**What to work on:** Copy each line of the entries below that contains the string "this".

########################################

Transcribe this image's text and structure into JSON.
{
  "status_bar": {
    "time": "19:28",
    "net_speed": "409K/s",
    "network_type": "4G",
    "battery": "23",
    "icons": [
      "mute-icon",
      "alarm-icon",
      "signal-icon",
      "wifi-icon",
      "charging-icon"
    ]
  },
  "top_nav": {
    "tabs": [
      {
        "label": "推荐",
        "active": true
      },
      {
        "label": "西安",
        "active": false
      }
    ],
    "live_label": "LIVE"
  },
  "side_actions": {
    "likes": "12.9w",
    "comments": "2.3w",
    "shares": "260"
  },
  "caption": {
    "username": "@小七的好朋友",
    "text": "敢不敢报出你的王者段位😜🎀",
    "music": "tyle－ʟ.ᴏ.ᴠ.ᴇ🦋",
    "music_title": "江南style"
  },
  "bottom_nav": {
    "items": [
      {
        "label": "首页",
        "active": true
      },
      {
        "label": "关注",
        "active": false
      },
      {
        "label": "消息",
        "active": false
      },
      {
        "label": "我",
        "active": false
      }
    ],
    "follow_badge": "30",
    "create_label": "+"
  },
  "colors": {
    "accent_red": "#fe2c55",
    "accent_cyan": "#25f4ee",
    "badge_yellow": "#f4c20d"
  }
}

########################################

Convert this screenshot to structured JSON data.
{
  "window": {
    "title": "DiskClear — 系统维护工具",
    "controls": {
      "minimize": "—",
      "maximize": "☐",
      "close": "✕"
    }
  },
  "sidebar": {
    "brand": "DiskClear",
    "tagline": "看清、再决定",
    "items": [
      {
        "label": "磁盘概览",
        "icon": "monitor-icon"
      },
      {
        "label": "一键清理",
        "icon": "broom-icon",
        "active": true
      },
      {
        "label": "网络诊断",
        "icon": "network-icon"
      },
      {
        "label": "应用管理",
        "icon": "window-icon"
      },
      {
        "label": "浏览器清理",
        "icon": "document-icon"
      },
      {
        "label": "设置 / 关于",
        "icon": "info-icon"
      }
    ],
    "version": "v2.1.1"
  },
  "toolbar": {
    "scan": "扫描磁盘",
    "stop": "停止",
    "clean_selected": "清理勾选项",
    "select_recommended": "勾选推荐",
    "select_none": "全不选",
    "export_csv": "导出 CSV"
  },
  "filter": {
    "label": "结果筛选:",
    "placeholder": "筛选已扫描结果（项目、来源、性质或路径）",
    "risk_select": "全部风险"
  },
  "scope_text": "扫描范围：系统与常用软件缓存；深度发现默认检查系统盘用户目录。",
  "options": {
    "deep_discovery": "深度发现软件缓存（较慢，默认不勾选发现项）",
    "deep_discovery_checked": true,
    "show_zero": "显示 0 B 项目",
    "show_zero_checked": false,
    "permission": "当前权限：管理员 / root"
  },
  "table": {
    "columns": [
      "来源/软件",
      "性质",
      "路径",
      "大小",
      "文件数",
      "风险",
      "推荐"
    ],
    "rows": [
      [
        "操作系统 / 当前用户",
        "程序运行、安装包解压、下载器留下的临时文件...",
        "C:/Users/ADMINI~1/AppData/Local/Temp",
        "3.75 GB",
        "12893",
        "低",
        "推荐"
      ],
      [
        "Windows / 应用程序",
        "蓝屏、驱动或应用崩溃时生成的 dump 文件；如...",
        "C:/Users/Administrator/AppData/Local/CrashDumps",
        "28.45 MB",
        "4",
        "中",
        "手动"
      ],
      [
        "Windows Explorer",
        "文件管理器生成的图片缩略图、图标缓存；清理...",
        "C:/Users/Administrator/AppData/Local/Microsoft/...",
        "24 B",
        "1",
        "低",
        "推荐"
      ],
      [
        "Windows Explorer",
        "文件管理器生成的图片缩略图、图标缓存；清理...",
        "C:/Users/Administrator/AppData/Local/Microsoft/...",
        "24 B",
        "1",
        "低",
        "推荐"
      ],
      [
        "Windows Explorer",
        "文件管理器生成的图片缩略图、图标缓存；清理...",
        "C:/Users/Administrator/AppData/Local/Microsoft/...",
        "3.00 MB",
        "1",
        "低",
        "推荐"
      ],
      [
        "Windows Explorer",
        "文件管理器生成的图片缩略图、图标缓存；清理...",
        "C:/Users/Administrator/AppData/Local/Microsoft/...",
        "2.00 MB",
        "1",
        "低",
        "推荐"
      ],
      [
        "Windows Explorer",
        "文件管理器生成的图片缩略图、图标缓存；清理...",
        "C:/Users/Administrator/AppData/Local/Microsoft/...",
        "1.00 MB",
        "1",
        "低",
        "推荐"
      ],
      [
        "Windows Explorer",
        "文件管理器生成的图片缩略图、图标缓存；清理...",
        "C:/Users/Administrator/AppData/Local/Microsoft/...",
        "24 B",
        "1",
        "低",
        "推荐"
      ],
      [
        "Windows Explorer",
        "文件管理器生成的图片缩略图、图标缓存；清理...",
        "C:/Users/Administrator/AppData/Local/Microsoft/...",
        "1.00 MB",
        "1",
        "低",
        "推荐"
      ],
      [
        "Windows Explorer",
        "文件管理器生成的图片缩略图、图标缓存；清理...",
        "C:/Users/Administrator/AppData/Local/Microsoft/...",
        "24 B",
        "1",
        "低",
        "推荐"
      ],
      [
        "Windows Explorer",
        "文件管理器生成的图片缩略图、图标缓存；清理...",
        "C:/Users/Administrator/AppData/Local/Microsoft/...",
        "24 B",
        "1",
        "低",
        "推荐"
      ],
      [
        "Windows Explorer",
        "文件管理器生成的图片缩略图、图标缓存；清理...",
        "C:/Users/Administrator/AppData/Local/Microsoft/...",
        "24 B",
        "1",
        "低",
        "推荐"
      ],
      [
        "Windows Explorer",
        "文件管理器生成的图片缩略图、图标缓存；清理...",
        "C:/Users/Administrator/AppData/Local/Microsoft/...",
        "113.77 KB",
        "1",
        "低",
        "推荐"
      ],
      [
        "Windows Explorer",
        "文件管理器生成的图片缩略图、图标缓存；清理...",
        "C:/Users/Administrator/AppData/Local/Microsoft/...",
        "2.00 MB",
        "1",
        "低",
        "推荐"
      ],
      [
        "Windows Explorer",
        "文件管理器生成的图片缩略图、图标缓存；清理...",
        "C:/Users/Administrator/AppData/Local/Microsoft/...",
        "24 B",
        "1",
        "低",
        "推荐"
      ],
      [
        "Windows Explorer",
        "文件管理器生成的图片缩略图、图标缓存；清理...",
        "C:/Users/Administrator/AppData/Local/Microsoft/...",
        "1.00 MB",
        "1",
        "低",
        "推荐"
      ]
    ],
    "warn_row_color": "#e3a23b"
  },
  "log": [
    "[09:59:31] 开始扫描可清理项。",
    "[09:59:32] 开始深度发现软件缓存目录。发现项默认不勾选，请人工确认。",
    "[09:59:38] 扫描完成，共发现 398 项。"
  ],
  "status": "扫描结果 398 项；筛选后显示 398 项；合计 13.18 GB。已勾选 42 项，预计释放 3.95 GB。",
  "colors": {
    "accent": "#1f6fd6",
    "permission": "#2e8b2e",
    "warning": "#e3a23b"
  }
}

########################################

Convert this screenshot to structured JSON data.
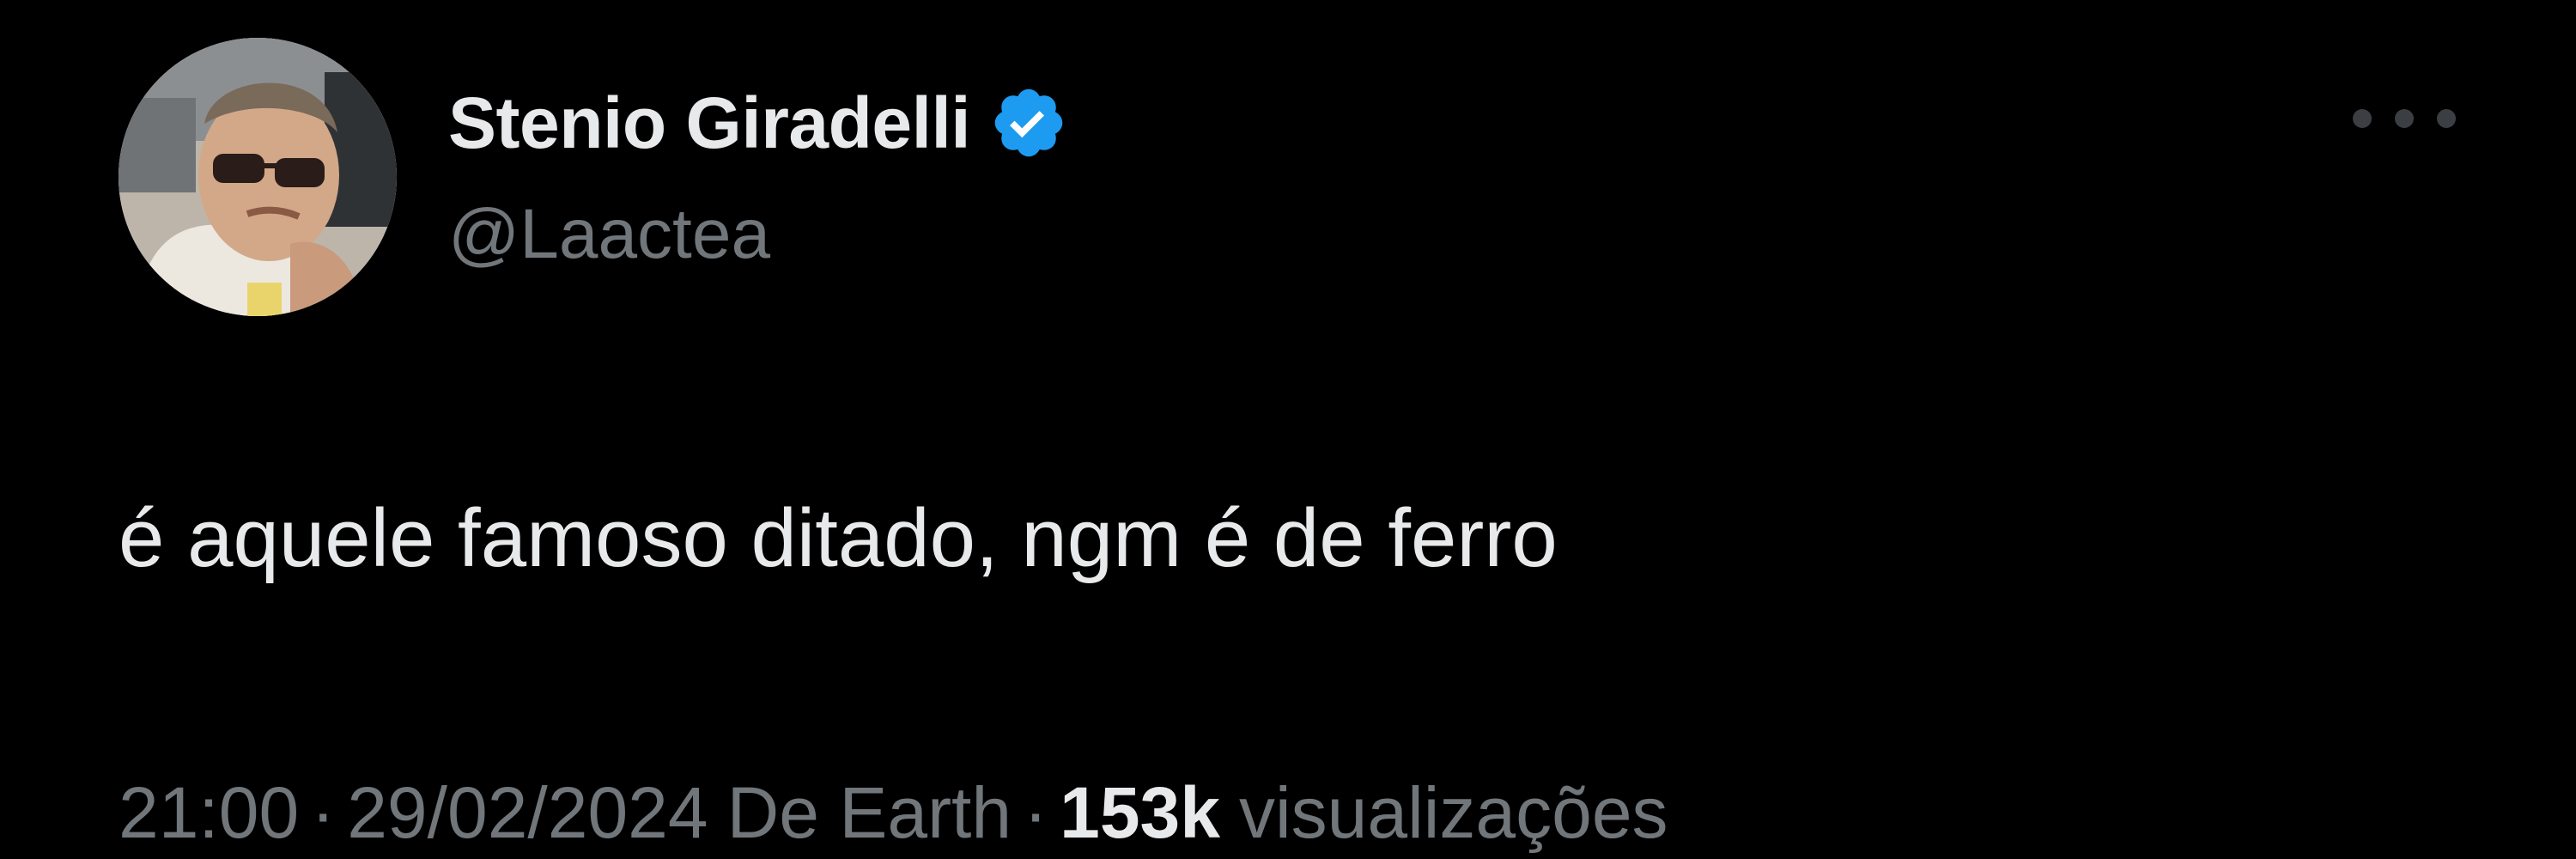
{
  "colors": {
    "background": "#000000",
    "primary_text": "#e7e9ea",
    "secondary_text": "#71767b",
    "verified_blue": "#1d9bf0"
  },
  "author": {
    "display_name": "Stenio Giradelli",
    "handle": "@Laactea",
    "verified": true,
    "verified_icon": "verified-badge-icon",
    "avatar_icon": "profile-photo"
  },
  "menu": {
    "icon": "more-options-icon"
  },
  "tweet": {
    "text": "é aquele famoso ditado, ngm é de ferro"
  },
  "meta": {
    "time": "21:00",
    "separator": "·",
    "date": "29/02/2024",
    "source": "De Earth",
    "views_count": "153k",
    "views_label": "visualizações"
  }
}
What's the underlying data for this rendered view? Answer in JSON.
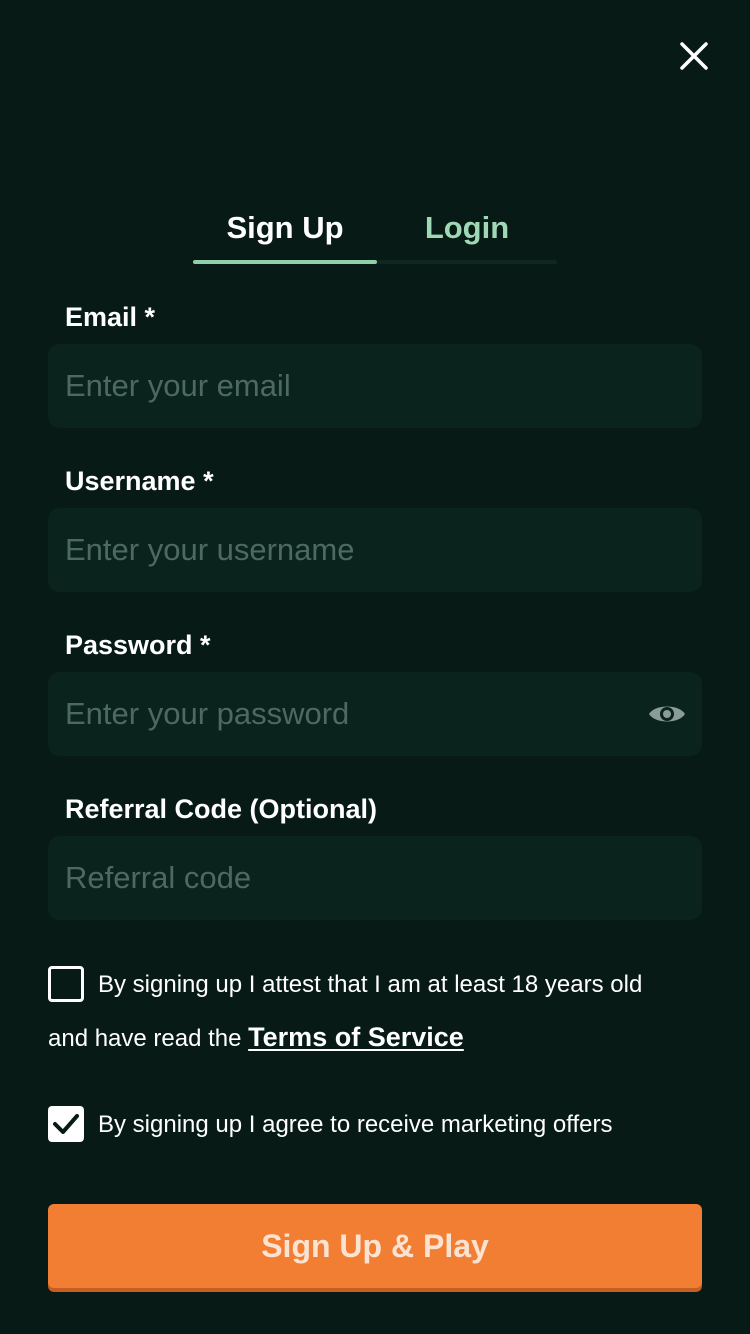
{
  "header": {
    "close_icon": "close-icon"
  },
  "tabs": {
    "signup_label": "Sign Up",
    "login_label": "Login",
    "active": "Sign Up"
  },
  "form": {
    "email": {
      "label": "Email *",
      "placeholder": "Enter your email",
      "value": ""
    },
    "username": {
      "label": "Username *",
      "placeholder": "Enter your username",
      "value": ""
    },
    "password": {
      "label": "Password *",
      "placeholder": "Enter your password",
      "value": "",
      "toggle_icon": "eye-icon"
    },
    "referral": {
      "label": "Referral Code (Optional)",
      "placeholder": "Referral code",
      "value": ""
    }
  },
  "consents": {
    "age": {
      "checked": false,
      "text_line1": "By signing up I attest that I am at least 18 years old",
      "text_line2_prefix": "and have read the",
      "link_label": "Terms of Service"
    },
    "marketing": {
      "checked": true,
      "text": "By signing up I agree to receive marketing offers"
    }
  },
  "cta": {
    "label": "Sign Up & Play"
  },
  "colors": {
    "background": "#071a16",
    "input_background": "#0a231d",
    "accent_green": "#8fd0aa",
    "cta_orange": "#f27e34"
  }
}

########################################

**Task output:**
Transcribe this image's text and structure into JSON.
Convert this screenshot to structured JSON data.
Convert this screenshot to structured JSON data.
What's the underlying data for this rendered view? Answer in JSON.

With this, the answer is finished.